“We’re just really excited that we’re all coming together for this great event because that hasn’t happened in quite a while,” Prager said. “This is just another great cycling event in Steamboat.
“We have an extremely diverse cycling community here in Steamboat, and this will show that we can all work together.”
Riders can register between 4 to 6 p.m. Friday at Ski Haus, paying $15 for Routt County Riders members and $25 for nonmembers for the opportunity to fly down Creekside.
There will be plenty on the line besides the pride inherent in Steamboat’s first downhill mountain bike race in years. Steamboat Rentals By Owner put up $400 in cash to go along with prizes offered by Steamboat Ski Area.
As many as 75 riders will be able to participate.
Riders will gather at the base of the gondola for a meeting at 9 a.m. and then ride the gondola to the top and cruise down the multiuse trail Zig Zag to the top of the 1.7-mile Creekside trail.
Parking will not be available at the bottom of the trail, which empties out onto Burgess Creek Road.
Some parking is available just up the road at the base of Thunderhead Express chairlift, however, and there is plenty at the base area of the mountain.
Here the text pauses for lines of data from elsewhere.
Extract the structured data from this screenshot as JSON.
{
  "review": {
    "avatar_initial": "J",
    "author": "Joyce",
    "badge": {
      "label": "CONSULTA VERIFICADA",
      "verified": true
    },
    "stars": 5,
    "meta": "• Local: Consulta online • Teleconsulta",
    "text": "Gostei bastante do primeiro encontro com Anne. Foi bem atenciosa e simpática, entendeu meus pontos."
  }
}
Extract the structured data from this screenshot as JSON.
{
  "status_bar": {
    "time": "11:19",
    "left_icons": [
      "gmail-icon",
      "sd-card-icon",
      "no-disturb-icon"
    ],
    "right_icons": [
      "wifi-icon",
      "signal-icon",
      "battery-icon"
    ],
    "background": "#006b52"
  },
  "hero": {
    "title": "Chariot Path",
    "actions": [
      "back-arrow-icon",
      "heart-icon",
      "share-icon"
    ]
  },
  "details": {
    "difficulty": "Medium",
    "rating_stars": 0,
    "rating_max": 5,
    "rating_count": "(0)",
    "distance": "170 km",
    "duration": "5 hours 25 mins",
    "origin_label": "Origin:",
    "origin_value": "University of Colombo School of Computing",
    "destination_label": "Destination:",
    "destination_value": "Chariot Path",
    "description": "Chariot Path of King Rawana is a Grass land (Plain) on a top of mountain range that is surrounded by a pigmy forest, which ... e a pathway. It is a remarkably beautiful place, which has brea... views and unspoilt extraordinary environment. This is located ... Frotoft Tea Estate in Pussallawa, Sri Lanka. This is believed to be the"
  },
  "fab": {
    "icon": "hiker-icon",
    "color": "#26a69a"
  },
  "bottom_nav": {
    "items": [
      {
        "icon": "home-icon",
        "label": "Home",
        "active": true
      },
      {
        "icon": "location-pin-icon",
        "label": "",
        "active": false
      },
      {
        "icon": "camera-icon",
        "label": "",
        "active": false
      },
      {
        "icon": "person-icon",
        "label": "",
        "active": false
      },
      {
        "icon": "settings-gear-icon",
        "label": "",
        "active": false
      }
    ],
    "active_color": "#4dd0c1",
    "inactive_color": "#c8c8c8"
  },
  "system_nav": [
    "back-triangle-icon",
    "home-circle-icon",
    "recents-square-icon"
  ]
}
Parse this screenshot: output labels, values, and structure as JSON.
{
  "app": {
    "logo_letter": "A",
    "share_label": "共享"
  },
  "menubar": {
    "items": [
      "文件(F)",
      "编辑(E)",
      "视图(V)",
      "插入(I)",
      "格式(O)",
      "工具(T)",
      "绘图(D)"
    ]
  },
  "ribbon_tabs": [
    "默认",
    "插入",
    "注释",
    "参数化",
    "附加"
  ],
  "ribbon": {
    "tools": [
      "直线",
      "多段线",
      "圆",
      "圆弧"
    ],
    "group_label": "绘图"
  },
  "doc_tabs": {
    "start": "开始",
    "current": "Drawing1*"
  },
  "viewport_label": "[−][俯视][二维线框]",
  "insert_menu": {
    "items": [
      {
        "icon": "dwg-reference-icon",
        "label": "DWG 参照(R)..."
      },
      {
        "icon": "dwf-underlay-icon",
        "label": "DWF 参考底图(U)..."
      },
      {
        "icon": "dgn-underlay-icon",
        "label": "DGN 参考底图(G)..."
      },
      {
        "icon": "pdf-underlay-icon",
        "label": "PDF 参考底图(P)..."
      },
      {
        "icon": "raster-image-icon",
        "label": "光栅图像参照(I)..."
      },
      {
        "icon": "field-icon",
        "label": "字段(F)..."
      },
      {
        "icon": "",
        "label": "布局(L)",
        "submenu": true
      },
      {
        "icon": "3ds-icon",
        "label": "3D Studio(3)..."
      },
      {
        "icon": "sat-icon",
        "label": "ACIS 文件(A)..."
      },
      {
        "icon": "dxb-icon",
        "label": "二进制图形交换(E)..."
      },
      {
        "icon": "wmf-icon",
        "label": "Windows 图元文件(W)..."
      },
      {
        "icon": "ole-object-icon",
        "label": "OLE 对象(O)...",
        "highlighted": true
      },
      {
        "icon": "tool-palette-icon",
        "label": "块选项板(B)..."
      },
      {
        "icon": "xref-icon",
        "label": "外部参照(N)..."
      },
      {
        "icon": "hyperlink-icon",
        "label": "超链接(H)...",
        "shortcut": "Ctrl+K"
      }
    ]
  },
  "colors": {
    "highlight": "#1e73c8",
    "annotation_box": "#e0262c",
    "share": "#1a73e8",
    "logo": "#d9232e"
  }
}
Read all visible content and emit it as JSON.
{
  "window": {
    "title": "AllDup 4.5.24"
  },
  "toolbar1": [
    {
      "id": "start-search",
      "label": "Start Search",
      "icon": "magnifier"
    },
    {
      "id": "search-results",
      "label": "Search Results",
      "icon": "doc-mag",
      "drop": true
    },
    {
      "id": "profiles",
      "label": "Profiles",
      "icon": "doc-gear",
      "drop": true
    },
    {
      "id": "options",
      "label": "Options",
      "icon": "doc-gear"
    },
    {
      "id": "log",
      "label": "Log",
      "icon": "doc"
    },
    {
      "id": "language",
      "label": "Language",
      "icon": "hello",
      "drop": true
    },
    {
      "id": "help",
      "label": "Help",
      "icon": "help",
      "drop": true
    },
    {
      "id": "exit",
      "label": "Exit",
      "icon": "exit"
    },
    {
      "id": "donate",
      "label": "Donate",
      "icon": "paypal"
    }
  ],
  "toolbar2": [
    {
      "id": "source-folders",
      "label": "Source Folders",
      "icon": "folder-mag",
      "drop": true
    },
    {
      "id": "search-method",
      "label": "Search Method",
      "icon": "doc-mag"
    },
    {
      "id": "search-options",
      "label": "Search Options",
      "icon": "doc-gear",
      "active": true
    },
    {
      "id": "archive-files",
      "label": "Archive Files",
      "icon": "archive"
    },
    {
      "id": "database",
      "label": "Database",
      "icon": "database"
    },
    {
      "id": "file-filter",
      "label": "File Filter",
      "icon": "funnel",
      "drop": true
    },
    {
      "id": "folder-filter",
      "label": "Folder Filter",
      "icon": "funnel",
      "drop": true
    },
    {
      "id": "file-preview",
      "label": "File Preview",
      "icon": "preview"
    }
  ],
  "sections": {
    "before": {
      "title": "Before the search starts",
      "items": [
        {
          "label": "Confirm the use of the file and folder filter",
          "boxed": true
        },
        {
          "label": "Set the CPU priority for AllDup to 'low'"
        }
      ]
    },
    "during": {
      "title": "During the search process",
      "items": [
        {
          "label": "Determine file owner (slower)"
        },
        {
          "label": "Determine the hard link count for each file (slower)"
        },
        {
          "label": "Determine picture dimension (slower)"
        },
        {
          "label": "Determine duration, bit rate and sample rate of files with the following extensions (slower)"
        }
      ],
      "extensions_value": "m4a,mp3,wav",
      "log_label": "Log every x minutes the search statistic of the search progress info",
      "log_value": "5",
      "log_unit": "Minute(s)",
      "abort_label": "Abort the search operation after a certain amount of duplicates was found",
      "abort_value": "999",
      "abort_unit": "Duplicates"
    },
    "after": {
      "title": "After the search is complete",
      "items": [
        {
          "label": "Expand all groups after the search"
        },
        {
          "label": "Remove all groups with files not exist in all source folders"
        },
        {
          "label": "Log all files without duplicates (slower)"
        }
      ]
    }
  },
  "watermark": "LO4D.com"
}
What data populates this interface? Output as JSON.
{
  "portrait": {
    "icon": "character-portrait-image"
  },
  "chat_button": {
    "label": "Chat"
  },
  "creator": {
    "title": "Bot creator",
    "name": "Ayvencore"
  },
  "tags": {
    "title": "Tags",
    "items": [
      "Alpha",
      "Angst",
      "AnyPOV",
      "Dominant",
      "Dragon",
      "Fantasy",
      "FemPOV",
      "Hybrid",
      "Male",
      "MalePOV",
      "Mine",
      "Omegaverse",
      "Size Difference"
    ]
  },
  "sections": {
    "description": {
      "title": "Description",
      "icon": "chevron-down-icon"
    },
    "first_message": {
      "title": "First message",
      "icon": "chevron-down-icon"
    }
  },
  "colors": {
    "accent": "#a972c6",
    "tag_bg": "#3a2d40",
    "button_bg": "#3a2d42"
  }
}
Spectators either can ride the gondola and hike down to the top of the trail or hike up Zig Zag, which also starts at the base of the gondola, to view the action.
Prager advised spectators to show up early to pick out their spots along the trail because once the racers get going on their one-and-only chance to ride a one-way Creekside, they could be tough to stop.
“This will be a great way for us to finish off our season and to show everyone what kind of trails the ski area is working on that maybe we could be riding next summer,” Prager said.